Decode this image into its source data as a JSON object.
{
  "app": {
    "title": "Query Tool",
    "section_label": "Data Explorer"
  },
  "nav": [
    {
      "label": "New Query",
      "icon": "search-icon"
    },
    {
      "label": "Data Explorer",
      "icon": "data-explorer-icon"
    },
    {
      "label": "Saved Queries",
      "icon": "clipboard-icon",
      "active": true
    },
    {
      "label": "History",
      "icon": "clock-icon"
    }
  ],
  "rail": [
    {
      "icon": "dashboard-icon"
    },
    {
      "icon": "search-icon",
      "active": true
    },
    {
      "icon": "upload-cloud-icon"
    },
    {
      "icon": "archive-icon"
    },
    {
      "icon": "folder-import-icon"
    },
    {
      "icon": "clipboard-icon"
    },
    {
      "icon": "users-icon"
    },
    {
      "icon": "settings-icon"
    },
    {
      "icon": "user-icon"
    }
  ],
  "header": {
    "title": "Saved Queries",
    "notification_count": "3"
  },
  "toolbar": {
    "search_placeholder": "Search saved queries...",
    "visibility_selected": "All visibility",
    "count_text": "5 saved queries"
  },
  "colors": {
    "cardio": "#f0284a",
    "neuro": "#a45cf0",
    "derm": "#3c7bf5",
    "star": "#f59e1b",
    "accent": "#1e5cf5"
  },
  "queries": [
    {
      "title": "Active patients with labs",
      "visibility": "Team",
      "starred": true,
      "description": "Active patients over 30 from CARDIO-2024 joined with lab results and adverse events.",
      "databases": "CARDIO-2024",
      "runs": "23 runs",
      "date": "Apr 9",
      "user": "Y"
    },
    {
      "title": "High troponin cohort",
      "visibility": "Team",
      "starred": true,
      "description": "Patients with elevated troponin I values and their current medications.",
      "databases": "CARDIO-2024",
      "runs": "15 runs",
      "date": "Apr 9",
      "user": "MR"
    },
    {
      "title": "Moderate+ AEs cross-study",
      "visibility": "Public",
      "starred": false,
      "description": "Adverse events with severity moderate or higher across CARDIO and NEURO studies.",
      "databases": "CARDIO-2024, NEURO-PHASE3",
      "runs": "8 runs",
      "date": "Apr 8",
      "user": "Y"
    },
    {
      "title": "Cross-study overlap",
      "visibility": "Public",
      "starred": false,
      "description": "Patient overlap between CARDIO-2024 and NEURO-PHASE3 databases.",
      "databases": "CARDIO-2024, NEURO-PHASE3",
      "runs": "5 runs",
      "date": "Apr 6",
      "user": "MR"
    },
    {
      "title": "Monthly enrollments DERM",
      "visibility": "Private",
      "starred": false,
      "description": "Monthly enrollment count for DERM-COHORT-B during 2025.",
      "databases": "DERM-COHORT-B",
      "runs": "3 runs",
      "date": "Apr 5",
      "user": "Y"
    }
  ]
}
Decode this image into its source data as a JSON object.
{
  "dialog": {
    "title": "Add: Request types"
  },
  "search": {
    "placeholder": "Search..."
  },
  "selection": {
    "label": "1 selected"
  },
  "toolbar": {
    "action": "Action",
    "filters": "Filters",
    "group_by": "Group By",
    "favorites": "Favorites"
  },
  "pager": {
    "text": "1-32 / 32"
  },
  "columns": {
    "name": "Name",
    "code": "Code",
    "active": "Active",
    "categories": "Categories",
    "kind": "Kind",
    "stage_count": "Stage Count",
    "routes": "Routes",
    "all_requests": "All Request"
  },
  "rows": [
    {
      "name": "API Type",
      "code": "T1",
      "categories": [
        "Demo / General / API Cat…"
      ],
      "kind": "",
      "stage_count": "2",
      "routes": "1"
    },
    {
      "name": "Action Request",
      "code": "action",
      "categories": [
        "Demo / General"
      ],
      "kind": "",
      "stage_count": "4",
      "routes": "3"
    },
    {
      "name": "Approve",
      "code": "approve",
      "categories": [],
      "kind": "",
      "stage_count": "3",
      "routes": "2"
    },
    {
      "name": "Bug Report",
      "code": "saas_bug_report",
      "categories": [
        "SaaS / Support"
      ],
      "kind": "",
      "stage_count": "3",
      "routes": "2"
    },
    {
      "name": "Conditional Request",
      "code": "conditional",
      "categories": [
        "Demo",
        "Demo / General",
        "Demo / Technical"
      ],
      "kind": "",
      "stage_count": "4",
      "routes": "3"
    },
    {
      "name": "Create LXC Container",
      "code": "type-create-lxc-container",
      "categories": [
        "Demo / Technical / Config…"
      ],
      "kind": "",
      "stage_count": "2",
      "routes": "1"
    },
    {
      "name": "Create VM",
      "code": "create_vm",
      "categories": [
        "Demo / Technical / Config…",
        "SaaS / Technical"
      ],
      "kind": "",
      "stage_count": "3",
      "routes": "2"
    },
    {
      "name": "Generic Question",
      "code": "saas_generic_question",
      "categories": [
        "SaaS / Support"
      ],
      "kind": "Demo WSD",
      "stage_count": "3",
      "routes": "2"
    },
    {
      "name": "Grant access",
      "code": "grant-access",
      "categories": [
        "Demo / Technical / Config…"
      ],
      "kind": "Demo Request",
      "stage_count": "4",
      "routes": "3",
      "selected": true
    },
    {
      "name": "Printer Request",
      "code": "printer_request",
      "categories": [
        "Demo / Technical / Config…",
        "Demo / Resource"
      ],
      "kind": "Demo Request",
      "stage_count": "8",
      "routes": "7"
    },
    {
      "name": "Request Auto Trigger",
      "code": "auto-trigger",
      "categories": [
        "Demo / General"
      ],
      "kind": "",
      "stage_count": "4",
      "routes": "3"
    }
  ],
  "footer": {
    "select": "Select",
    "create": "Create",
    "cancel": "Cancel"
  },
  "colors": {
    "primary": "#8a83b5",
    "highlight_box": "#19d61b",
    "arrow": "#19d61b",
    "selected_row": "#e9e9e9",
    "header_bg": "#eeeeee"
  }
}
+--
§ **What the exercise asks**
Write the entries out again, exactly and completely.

§ **Answer**
Decode this image into its source data as a JSON object.
{
  "app": {
    "title": "Query Tool",
    "section_label": "Data Explorer"
  },
  "nav": [
    {
      "label": "New Query",
      "icon": "search-icon"
    },
    {
      "label": "Data Explorer",
      "icon": "data-explorer-icon"
    },
    {
      "label": "Saved Queries",
      "icon": "clipboard-icon",
      "active": true
    },
    {
      "label": "History",
      "icon": "clock-icon"
    }
  ],
  "rail": [
    {
      "icon": "dashboard-icon"
    },
    {
      "icon": "search-icon",
      "active": true
    },
    {
      "icon": "upload-cloud-icon"
    },
    {
      "icon": "archive-icon"
    },
    {
      "icon": "folder-import-icon"
    },
    {
      "icon": "clipboard-icon"
    },
    {
      "icon": "users-icon"
    },
    {
      "icon": "settings-icon"
    },
    {
      "icon": "user-icon"
    }
  ],
  "header": {
    "title": "Saved Queries",
    "notification_count": "3"
  },
  "toolbar": {
    "search_placeholder": "Search saved queries...",
    "visibility_selected": "All visibility",
    "count_text": "5 saved queries"
  },
  "colors": {
    "cardio": "#f0284a",
    "neuro": "#a45cf0",
    "derm": "#3c7bf5",
    "star": "#f59e1b",
    "accent": "#1e5cf5"
  },
  "queries": [
    {
      "title": "Active patients with labs",
      "visibility": "Team",
      "starred": true,
      "description": "Active patients over 30 from CARDIO-2024 joined with lab results and adverse events.",
      "databases": "CARDIO-2024",
      "runs": "23 runs",
      "date": "Apr 9",
      "user": "Y"
    },
    {
      "title": "High troponin cohort",
      "visibility": "Team",
      "starred": true,
      "description": "Patients with elevated troponin I values and their current medications.",
      "databases": "CARDIO-2024",
      "runs": "15 runs",
      "date": "Apr 9",
      "user": "MR"
    },
    {
      "title": "Moderate+ AEs cross-study",
      "visibility": "Public",
      "starred": false,
      "description": "Adverse events with severity moderate or higher across CARDIO and NEURO studies.",
      "databases": "CARDIO-2024, NEURO-PHASE3",
      "runs": "8 runs",
      "date": "Apr 8",
      "user": "Y"
    },
    {
      "title": "Cross-study overlap",
      "visibility": "Public",
      "starred": false,
      "description": "Patient overlap between CARDIO-2024 and NEURO-PHASE3 databases.",
      "databases": "CARDIO-2024, NEURO-PHASE3",
      "runs": "5 runs",
      "date": "Apr 6",
      "user": "MR"
    },
    {
      "title": "Monthly enrollments DERM",
      "visibility": "Private",
      "starred": false,
      "description": "Monthly enrollment count for DERM-COHORT-B during 2025.",
      "databases": "DERM-COHORT-B",
      "runs": "3 runs",
      "date": "Apr 5",
      "user": "Y"
    }
  ]
}
Decode this image into its source data as a JSON object.
{
  "dialog": {
    "title": "Add: Request types"
  },
  "search": {
    "placeholder": "Search..."
  },
  "selection": {
    "label": "1 selected"
  },
  "toolbar": {
    "action": "Action",
    "filters": "Filters",
    "group_by": "Group By",
    "favorites": "Favorites"
  },
  "pager": {
    "text": "1-32 / 32"
  },
  "columns": {
    "name": "Name",
    "code": "Code",
    "active": "Active",
    "categories": "Categories",
    "kind": "Kind",
    "stage_count": "Stage Count",
    "routes": "Routes",
    "all_requests": "All Request"
  },
  "rows": [
    {
      "name": "API Type",
      "code": "T1",
      "categories": [
        "Demo / General / API Cat…"
      ],
      "kind": "",
      "stage_count": "2",
      "routes": "1"
    },
    {
      "name": "Action Request",
      "code": "action",
      "categories": [
        "Demo / General"
      ],
      "kind": "",
      "stage_count": "4",
      "routes": "3"
    },
    {
      "name": "Approve",
      "code": "approve",
      "categories": [],
      "kind": "",
      "stage_count": "3",
      "routes": "2"
    },
    {
      "name": "Bug Report",
      "code": "saas_bug_report",
      "categories": [
        "SaaS / Support"
      ],
      "kind": "",
      "stage_count": "3",
      "routes": "2"
    },
    {
      "name": "Conditional Request",
      "code": "conditional",
      "categories": [
        "Demo",
        "Demo / General",
        "Demo / Technical"
      ],
      "kind": "",
      "stage_count": "4",
      "routes": "3"
    },
    {
      "name": "Create LXC Container",
      "code": "type-create-lxc-container",
      "categories": [
        "Demo / Technical / Config…"
      ],
      "kind": "",
      "stage_count": "2",
      "routes": "1"
    },
    {
      "name": "Create VM",
      "code": "create_vm",
      "categories": [
        "Demo / Technical / Config…",
        "SaaS / Technical"
      ],
      "kind": "",
      "stage_count": "3",
      "routes": "2"
    },
    {
      "name": "Generic Question",
      "code": "saas_generic_question",
      "categories": [
        "SaaS / Support"
      ],
      "kind": "Demo WSD",
      "stage_count": "3",
      "routes": "2"
    },
    {
      "name": "Grant access",
      "code": "grant-access",
      "categories": [
        "Demo / Technical / Config…"
      ],
      "kind": "Demo Request",
      "stage_count": "4",
      "routes": "3",
      "selected": true
    },
    {
      "name": "Printer Request",
      "code": "printer_request",
      "categories": [
        "Demo / Technical / Config…",
        "Demo / Resource"
      ],
      "kind": "Demo Request",
      "stage_count": "8",
      "routes": "7"
    },
    {
      "name": "Request Auto Trigger",
      "code": "auto-trigger",
      "categories": [
        "Demo / General"
      ],
      "kind": "",
      "stage_count": "4",
      "routes": "3"
    }
  ],
  "footer": {
    "select": "Select",
    "create": "Create",
    "cancel": "Cancel"
  },
  "colors": {
    "primary": "#8a83b5",
    "highlight_box": "#19d61b",
    "arrow": "#19d61b",
    "selected_row": "#e9e9e9",
    "header_bg": "#eeeeee"
  }
}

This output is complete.